* [Data supplied]:
*** Begin section ***

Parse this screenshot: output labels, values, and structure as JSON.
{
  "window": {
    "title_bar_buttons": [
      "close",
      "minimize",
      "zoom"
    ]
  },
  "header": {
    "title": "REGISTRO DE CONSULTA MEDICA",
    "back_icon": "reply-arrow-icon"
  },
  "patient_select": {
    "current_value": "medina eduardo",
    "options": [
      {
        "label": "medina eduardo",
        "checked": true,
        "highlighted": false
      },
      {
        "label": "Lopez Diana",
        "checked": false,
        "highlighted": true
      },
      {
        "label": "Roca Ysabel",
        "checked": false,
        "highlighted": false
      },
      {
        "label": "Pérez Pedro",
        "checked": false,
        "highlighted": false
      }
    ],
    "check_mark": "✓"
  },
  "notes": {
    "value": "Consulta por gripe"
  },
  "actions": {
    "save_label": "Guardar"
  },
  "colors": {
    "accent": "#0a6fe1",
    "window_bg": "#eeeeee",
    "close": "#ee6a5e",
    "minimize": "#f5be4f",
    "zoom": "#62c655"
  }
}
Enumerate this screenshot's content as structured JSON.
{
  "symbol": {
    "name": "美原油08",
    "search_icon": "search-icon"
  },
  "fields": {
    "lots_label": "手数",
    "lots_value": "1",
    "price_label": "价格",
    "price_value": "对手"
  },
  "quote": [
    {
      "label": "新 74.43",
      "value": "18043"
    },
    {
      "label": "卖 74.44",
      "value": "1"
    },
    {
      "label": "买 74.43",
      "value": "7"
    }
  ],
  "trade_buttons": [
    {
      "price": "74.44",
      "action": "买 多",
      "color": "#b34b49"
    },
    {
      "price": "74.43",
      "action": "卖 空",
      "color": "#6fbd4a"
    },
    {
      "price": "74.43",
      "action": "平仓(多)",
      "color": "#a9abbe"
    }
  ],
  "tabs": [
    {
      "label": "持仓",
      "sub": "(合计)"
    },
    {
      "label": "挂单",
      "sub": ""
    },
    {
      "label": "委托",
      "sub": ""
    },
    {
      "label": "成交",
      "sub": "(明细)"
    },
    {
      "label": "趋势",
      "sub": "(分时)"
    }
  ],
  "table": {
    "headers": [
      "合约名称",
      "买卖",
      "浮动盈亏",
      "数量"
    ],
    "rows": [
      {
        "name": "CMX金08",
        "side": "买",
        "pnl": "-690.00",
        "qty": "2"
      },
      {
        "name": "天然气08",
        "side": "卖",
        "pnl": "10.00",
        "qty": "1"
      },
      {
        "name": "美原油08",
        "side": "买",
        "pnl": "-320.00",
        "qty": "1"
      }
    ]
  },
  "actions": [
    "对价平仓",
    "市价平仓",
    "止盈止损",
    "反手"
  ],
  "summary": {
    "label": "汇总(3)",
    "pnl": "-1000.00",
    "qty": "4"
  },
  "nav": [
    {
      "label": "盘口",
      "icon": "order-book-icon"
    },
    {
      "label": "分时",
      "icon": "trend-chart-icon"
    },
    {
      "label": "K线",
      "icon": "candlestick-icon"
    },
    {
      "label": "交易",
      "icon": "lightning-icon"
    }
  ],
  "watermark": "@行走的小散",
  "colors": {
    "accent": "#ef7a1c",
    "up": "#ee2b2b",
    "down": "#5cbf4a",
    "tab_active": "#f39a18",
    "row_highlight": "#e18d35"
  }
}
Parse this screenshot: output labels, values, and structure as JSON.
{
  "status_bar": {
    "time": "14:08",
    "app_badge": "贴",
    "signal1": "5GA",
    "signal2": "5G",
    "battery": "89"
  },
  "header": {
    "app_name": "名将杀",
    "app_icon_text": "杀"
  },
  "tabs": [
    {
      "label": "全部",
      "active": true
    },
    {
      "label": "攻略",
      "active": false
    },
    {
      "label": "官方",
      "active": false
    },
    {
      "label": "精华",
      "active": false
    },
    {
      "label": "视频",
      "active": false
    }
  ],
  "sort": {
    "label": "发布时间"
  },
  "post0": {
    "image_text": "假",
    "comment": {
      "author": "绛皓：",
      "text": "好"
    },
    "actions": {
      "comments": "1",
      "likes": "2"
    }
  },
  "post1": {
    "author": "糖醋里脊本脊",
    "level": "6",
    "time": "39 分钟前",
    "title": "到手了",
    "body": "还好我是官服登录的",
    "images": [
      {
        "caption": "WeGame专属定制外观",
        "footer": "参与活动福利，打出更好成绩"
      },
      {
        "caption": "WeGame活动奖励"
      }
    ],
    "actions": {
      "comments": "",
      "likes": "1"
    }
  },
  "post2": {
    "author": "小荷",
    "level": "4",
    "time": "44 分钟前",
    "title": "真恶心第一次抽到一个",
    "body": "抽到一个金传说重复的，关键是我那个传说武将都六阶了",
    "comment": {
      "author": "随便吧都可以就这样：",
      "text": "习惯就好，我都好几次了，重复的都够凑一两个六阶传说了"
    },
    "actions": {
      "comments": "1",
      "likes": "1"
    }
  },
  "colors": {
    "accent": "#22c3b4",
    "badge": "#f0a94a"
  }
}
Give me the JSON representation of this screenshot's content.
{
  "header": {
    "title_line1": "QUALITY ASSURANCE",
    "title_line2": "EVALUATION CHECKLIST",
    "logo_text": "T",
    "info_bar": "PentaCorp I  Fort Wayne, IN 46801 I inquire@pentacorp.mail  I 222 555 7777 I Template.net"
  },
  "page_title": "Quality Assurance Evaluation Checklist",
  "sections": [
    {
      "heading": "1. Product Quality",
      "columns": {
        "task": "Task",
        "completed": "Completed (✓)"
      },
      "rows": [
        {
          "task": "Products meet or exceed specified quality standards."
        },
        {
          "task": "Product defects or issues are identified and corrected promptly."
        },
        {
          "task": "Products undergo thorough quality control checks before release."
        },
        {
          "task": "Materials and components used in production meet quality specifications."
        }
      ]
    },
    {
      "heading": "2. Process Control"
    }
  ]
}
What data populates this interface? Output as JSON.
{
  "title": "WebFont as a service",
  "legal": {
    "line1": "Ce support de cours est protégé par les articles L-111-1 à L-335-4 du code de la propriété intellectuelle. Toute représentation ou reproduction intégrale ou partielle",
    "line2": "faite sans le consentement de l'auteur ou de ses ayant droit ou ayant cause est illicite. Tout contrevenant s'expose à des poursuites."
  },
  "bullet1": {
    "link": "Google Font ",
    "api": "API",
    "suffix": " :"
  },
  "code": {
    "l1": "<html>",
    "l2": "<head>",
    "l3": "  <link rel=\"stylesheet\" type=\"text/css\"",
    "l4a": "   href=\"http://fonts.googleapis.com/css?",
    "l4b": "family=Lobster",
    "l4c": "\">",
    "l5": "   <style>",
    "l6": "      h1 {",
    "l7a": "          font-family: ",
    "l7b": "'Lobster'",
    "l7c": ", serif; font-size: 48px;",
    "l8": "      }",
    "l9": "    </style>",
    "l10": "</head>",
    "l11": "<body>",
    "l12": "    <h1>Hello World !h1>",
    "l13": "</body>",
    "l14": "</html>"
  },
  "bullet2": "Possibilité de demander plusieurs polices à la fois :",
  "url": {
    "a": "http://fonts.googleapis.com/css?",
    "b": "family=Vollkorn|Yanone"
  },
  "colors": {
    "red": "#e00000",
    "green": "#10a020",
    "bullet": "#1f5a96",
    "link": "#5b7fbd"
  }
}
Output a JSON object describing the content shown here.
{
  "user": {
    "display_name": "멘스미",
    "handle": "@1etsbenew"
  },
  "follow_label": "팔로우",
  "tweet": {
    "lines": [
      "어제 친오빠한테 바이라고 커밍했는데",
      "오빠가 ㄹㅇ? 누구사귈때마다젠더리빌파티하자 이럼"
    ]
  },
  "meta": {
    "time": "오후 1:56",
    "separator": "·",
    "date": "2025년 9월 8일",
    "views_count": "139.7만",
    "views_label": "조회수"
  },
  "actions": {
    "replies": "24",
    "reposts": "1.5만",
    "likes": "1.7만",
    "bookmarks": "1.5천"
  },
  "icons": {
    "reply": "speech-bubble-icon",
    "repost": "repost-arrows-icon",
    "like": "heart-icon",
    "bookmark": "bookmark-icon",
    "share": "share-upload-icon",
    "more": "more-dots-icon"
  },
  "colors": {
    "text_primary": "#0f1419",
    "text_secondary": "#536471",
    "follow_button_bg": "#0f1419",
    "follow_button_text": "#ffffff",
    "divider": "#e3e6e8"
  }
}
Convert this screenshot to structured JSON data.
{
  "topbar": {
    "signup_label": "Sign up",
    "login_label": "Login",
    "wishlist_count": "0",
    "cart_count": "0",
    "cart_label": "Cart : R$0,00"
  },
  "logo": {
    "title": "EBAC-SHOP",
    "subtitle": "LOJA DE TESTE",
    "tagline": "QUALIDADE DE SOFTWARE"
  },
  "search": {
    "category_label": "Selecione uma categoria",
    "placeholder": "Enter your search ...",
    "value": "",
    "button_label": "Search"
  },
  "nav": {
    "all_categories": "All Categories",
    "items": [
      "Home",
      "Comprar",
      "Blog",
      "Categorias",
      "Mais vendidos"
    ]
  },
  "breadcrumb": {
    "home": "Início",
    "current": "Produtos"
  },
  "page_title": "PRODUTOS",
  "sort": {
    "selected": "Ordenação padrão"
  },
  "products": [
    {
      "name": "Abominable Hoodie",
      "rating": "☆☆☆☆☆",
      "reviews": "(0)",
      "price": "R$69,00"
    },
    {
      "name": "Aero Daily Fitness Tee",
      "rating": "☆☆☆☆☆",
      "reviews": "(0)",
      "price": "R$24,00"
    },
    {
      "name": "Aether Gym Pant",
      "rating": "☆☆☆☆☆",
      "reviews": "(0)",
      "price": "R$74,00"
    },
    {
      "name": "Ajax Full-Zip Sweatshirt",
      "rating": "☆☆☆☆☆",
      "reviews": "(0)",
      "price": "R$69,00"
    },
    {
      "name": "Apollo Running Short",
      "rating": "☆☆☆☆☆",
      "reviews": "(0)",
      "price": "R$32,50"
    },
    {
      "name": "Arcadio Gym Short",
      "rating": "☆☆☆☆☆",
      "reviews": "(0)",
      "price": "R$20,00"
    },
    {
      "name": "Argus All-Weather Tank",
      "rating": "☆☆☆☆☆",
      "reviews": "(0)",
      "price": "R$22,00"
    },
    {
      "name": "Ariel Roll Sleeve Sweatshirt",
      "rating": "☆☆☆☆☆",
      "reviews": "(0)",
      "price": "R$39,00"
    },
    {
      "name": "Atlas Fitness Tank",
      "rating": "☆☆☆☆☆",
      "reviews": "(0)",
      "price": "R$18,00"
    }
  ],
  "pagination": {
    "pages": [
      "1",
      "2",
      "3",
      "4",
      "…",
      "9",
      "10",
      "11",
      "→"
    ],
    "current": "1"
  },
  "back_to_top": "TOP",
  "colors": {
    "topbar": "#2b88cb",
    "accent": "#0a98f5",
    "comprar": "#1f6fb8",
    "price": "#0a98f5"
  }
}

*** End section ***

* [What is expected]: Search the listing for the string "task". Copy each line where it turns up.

* [Answer to this exercise]:
        "task": "Task",
          "task": "Products meet or exceed specified quality standards."
          "task": "Product defects or issues are identified and corrected promptly."
          "task": "Products undergo thorough quality control checks before release."
          "task": "Materials and components used in production meet quality specifications."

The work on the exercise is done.